Features & Columns
seriously: When will the A's be moving to San Jose?
If it's never, hey, fine. We just want an answer. The city has held some of its best downtown real estate hostage—roughly $25 million worth of land—in the hope that you might do your job and get Major League Baseball owners together to vote on whether the A's can move. Instead, you've kept the process a secret, while a front group called Stand for San Jose—funded by the San Francisco Giants, who oppose the A's relocation to the South Bay with disingenuous territorial claims—has an ongoing lawsuit against the city of San Jose.
You've pleaded for people to respect the process; an impossible request, especially when you have the cajones to tell Mayor Reed to kick rocks like you did in a letter last week.
"I will not address any of the specifics in your letter," you wrote, "other than to note that your vague reference to 'additional litigation' is neither productive nor consistent with process that the Athletics have initiated under our rules."
That litigation mention must have sent a small shiver up your feeble spine. People around these parts, and by people, I mean San Jose City Councilman Sam Liccardo and a host of attorneys hungry to make a name for themselves, have been floating the idea of suing over MLB's antitrust exemption, which prevents individual teams from trying to take control of their own fortunes, such as moving to a more lucrative market. No other professional sports league in America has such a unique stranglehold on its members. Thankfully, the city of San Jose has no such restrictions.
The truth is, I think you're scared. Baseball's antitrust exemption, granted back in the 1920s, is a sham. The only reason it was granted in the first place is because professional baseball was considered a game first and business second, otherwise MLB would be in the same boat as Standard Oil and every other monopoly of that era.
But back in the early '90s, a group led by Vincent Piazza wanted to move the San Francisco Giants—of all teams—to Tampa, Florida. MLB said "no," so Piazza and his group took MLB to court.
This was not long after the Giants failed to move to San Jose but were gifted permanent territorial rights to the South Bay—a dowry the Giants never deserved to keep considering they stayed in San Francisco.
Piazza's lawsuit went all the way to Florida's Supreme Court before MLB lawyers smacked you awake in time to settle. The compromise: $16 million in cash and an expansion organization named after Steve Irwin's killer. Your anti-trust exemption might help keep teams in line and prevent the A's from suing, but San Jose has nothing to stop it from taking you back to court.
Most people will remember you as the commissioner who sat idly by as steroids destroyed the game's records—which came to a head this spring when baseball writers couldn't bring themselves to elect a single player from the last 20 years into the Hall of Fame, because everyone was dirty—but you've also managed to make your owners rich as plantation owners by bullying cities into funding baseball-only facilities. At the same time, you oversaw the destruction of competitive balance by favoring revenue sharing over a salary cap.

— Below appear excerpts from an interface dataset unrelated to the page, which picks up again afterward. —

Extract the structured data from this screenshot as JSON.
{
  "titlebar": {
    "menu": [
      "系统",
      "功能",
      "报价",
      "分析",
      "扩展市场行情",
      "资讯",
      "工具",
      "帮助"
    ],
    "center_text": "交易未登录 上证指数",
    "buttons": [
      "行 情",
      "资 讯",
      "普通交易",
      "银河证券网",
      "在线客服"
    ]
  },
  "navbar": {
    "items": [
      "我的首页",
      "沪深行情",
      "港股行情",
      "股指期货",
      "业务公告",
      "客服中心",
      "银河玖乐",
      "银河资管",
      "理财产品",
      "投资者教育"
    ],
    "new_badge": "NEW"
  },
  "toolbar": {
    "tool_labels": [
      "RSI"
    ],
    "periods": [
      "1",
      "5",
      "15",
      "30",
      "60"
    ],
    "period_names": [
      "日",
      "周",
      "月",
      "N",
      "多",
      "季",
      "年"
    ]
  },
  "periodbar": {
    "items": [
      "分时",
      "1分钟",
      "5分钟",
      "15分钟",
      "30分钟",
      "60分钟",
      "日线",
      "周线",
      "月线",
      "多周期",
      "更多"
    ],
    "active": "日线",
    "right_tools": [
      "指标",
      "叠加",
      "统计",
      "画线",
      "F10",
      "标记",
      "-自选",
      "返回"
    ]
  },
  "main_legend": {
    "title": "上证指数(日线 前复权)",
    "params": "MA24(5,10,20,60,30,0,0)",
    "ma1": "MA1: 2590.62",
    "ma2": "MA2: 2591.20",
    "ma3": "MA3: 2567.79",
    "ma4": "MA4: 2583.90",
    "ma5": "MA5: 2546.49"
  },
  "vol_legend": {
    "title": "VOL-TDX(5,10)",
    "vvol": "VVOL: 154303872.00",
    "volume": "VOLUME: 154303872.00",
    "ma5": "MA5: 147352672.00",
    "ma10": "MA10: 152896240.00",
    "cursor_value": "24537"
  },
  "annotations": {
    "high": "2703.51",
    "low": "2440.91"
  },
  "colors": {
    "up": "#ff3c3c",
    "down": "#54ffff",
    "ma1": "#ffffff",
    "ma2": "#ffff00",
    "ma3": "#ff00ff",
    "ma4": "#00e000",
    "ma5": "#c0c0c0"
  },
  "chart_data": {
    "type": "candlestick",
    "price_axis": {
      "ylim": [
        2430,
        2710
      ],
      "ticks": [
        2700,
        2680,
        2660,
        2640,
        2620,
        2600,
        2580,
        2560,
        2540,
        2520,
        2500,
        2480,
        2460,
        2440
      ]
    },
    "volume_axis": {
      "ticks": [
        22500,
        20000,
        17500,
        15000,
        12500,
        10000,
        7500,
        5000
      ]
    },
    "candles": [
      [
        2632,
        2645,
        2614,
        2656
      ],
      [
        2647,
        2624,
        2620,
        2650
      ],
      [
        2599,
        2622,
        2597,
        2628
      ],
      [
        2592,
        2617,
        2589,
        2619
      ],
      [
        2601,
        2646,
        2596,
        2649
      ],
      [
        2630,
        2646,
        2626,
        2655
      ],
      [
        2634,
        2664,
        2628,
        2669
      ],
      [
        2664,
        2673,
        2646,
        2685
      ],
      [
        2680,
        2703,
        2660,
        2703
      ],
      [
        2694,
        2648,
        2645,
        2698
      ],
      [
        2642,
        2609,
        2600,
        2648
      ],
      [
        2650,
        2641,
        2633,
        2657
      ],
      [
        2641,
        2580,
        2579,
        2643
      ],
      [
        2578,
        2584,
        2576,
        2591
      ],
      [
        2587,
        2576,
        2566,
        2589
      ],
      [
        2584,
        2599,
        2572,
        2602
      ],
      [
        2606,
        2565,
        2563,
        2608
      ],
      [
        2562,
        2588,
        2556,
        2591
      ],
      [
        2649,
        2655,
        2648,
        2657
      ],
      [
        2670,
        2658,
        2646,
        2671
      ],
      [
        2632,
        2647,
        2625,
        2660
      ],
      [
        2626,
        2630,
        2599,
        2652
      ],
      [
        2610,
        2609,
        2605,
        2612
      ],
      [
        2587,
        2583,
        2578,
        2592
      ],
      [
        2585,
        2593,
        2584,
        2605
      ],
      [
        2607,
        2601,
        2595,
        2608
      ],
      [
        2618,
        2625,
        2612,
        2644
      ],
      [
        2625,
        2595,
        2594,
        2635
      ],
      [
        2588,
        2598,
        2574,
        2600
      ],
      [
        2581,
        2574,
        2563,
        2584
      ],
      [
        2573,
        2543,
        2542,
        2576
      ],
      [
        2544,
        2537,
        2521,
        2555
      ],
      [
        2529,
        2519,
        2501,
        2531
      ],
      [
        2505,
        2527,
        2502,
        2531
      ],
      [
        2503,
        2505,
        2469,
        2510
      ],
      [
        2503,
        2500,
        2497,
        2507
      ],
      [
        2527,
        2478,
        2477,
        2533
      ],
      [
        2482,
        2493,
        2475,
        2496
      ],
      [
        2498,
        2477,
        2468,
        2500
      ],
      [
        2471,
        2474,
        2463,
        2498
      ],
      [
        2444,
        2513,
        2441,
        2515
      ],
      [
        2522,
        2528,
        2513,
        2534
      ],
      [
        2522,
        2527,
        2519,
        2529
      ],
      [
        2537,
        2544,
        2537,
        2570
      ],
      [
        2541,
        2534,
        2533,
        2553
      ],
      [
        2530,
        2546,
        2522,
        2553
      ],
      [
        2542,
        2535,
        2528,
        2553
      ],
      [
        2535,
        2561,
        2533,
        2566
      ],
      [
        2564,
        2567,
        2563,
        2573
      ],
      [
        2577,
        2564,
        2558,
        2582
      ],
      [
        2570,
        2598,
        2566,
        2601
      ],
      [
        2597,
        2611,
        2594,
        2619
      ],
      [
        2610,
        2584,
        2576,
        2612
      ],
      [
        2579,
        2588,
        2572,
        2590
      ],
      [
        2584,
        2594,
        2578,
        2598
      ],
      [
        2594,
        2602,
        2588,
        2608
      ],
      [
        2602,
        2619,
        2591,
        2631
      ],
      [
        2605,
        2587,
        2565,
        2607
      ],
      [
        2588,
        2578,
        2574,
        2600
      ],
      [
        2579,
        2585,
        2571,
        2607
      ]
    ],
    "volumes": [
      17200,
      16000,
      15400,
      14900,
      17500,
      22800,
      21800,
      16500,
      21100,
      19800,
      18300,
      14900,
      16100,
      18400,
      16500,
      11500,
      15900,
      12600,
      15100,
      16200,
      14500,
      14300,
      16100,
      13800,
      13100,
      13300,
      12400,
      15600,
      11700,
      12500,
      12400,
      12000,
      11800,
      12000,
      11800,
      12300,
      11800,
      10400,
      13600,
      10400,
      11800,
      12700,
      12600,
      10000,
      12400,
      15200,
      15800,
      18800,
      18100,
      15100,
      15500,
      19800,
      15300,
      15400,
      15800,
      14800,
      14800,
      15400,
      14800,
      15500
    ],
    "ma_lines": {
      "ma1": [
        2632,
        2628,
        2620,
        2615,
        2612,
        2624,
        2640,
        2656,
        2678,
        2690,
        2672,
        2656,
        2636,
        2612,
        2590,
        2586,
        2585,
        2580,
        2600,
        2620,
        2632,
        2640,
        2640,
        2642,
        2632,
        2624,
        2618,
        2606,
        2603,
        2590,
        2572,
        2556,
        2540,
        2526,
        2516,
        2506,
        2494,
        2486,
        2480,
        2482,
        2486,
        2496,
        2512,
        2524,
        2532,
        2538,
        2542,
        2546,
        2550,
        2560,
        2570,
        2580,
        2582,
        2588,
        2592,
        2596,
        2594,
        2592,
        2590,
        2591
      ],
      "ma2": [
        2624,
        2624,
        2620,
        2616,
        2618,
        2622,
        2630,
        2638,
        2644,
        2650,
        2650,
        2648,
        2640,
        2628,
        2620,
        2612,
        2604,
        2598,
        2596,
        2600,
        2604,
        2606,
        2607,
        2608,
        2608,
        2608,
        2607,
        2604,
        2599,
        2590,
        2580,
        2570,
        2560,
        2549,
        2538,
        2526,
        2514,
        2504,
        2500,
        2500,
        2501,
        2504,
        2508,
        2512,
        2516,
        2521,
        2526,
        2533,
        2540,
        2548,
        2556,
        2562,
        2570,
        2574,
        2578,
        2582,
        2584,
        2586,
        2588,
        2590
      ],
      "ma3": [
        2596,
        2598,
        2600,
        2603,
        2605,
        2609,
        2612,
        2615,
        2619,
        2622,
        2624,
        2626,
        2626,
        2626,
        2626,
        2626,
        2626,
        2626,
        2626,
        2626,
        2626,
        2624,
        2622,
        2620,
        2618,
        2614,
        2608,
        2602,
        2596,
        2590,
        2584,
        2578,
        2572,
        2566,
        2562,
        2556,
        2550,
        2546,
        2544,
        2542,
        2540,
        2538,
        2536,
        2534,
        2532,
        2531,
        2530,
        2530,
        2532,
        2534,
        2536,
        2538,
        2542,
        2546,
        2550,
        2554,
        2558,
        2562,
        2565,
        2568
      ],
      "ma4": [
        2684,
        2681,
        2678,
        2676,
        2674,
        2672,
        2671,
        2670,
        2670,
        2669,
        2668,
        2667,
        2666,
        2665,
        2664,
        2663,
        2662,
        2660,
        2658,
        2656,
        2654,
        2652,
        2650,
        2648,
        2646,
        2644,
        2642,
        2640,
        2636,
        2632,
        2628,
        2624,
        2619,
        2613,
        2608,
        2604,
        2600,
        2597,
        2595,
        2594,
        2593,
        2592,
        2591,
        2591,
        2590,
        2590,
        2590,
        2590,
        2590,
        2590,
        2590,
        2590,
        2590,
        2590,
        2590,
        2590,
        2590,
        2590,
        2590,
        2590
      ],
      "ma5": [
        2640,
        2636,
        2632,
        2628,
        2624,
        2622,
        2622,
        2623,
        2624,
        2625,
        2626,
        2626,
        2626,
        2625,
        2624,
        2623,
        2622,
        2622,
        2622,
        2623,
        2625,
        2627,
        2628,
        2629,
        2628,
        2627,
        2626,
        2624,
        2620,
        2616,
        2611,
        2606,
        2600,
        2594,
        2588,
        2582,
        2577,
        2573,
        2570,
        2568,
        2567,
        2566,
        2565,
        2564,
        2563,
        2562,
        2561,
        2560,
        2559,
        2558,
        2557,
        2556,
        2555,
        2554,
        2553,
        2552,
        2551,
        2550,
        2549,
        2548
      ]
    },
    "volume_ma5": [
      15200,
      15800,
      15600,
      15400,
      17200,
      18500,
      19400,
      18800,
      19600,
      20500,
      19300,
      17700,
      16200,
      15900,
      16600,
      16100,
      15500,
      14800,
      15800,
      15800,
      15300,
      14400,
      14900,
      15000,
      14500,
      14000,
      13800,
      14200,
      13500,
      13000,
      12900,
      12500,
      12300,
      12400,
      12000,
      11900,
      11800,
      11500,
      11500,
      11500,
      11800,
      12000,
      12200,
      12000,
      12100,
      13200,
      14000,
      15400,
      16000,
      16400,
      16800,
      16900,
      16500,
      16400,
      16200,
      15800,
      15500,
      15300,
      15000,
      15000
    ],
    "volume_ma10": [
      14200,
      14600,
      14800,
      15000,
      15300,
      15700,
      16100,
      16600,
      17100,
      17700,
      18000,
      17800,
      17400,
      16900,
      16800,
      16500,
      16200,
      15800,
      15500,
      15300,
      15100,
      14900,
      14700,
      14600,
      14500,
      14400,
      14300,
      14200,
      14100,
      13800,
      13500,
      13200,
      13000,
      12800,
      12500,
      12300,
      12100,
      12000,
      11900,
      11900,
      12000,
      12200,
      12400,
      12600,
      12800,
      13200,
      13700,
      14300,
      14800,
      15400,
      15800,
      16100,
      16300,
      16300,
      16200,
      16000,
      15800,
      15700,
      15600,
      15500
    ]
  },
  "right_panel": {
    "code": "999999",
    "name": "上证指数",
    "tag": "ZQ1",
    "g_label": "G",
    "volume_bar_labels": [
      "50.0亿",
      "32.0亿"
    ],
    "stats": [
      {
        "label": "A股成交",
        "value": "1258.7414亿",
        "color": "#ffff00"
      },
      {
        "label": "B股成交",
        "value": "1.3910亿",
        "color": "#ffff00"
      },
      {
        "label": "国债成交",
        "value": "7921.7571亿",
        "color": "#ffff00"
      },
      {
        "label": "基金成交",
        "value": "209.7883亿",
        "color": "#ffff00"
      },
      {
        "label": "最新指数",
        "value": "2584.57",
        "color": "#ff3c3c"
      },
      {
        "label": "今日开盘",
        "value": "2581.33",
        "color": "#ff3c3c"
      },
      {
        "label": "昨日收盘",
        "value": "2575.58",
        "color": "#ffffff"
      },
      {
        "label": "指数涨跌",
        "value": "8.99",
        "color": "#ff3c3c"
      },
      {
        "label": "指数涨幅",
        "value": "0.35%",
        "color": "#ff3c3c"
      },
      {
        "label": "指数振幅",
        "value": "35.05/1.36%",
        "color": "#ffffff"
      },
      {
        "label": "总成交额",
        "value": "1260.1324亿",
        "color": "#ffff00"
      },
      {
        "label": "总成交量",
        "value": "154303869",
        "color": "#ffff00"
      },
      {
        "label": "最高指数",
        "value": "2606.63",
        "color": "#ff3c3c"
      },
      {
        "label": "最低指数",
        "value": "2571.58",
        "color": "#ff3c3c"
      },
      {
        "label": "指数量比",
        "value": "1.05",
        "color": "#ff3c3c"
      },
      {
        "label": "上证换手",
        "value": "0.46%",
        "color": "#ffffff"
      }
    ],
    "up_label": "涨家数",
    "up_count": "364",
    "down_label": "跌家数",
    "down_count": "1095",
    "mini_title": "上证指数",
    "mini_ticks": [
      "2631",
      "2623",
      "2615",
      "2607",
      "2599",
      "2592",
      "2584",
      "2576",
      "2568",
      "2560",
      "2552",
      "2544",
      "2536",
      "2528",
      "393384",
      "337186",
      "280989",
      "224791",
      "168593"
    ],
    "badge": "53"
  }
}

The A's turned to Moneyball, which has worked sparingly ever since Michael Lewis hightailed it out of town, and now the team needs a new stadium that attracts fans and doesn't remind them of Al Davis' corpse.
Just a decade ago, you admitted that the A's moving to Oakland back in 1968 was a "horrible mistake." Opportunity awaits. The club has overwhelming corporate support in the South Bay that will hardly infringe on the Giants' future revenue stream.
The A's are so insistent on getting out of Oakland that they're even offering to pay almost the entire cost of a new stadium in San Jose.
What's most astounding about this extended charade, however, is that the A's play 10 miles away from AT&T Park and want to move nearly an hour south—and somehow this would threaten a Giants club coming off two World Series championships in the last three years?
A's owner Lew Wolff, your old college fraternity buddy from Wisconsin, has played it cool—almost too cool, as it could be argued that your relationship with him has hurt the process. Any other owner would have called you out on the carpet. Instead, you and Wolff pet each other on the heads like kittens.
Of course, there are those rare occasions when we see you're not completely apathetic, such as when a reporter asked where the process stood last year and you replied, "You aren't going to get a fucking answer."
When will the A's be moving to San Jose?
"You can rest assured that whatever decision is ultimately made will take into consideration all of the information that we have received and will be in the best interest of Baseball." That's how you ended your letter to Reed. But this isn't about what's good for baseball. It never has been.
This process has been protracted so you can lead every party along, put MLB on a pedestal and line your pockets at every turn. If this was really about what's best for baseball, the A's would already be in San Jose.
Very Truly Yours,